October 25, 2022
CONTACT: Trevor Beemon
Interactive exhibits at the William Root House in downtown Marietta subject of American Alliance of Museums feature.
MARIETTA, GA, September 22, 2022 - The William Root House Museum & Garden has been recognized by the American Alliance of Museums' Center for the Future of Museums. The Center for the Future of Museums (CFM) monitors cultural, technological, political and economic trends in the museum field. The CFM recently became aware of the new interactive touchscreen experience at the William Root House and asked Cobb Landmarks Executive Director Trevor Beemon to share about the project on the American Alliance of Museums blog.
The 1840s William Root House, one of the oldest homes in the Atlanta area, was originally the home of early Cobb County settlers Hannah and William Root. Threatened by demolition in the 1980s, the home was moved in 1990 by Cobb Landmarks and renovated for use as a house museum depicting middle class life in Antebellum Georgia.
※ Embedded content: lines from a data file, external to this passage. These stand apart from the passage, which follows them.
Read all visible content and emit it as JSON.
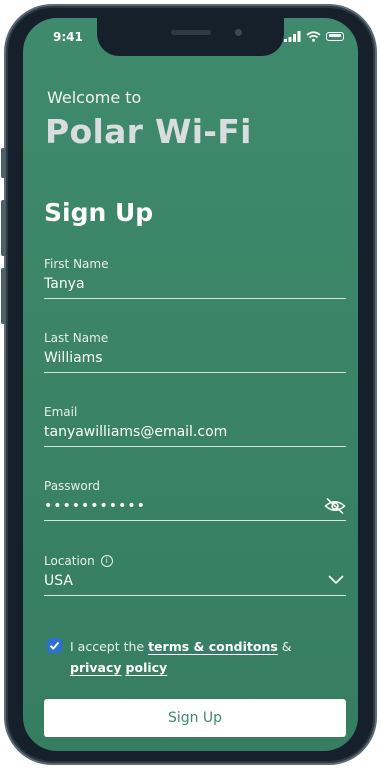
{
  "status_bar": {
    "time": "9:41"
  },
  "header": {
    "welcome": "Welcome to",
    "app_name": "Polar Wi-Fi"
  },
  "form": {
    "title": "Sign Up",
    "first_name": {
      "label": "First Name",
      "value": "Tanya"
    },
    "last_name": {
      "label": "Last Name",
      "value": "Williams"
    },
    "email": {
      "label": "Email",
      "value": "tanyawilliams@email.com"
    },
    "password": {
      "label": "Password",
      "value": "•••••••••••"
    },
    "location": {
      "label": "Location",
      "value": "USA"
    },
    "terms": {
      "prefix": "I accept the",
      "terms_link": "terms & conditons",
      "joiner": "&",
      "privacy_link_1": "privacy",
      "privacy_link_2": "policy",
      "checked": true
    },
    "submit_label": "Sign Up"
  },
  "colors": {
    "background": "#3b8467",
    "button_text": "#3f8a6d",
    "checkbox": "#2f6fd0"
  },
  "icons": [
    "signal-icon",
    "wifi-icon",
    "battery-icon",
    "eye-off-icon",
    "info-icon",
    "chevron-down-icon",
    "checkmark-icon"
  ]
}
A half-million-dollar renovation of the museum in 2019 included remodeling and expanding the exhibits at the Root House. Interactive touchscreen displays were installed in each room of the house and surrounding outbuildings. The touchscreens give visitors the opportunity to examine family photos and documents, and to watch educational videos produced for the Root House. The Root House is the first house museum in the United States to offer a fully self-guided touchscreen tour. In 2021 the Georgia Association of Museums recognized the Root House for excellence in exhibition theory, planning, and implementation. The recognition specifically commends the use of touchscreen technology and also recognized the interpretation of the slave experience on the property.
In addition to being featured on the CFM blog, the William Root House will also be included in the CFM 2023 Annual Trends Report. “This recognition validates the important work Cobb Landmarks is doing at the Root House,” said Trevor Beemon. “It also reassures us that the use of technology in a historic house setting can be a successful way to provide information to contemporary visitors who have come to expect this type of presentation in a museum.”
ABOUT COBB LANDMARKS: Since its founding in 1974, Cobb Landmarks & Historical Society has succeeded in preserving and protecting some of Cobb’s most historically relevant buildings. Each year, Cobb Landmarks provides engaging programs and activities that reach thousands of preservationists, tourists, educators, and students. Many of these programs are centered on the organization's two historic properties, the William Root House and Power Family Cabin.
ABOUT THE WILLIAM ROOT HOUSE: One of the oldest homes remaining in the Atlanta area, the Root House is more typical of its time and place than the columned mansions popularized by Gone With the Wind. Though the home and grounds have been meticulously restored to their 1860 appearance, award-winning interactive touchscreen displays have been added throughout the property. The Root House is owned and operated by Cobb Landmarks & Historical Society, Inc.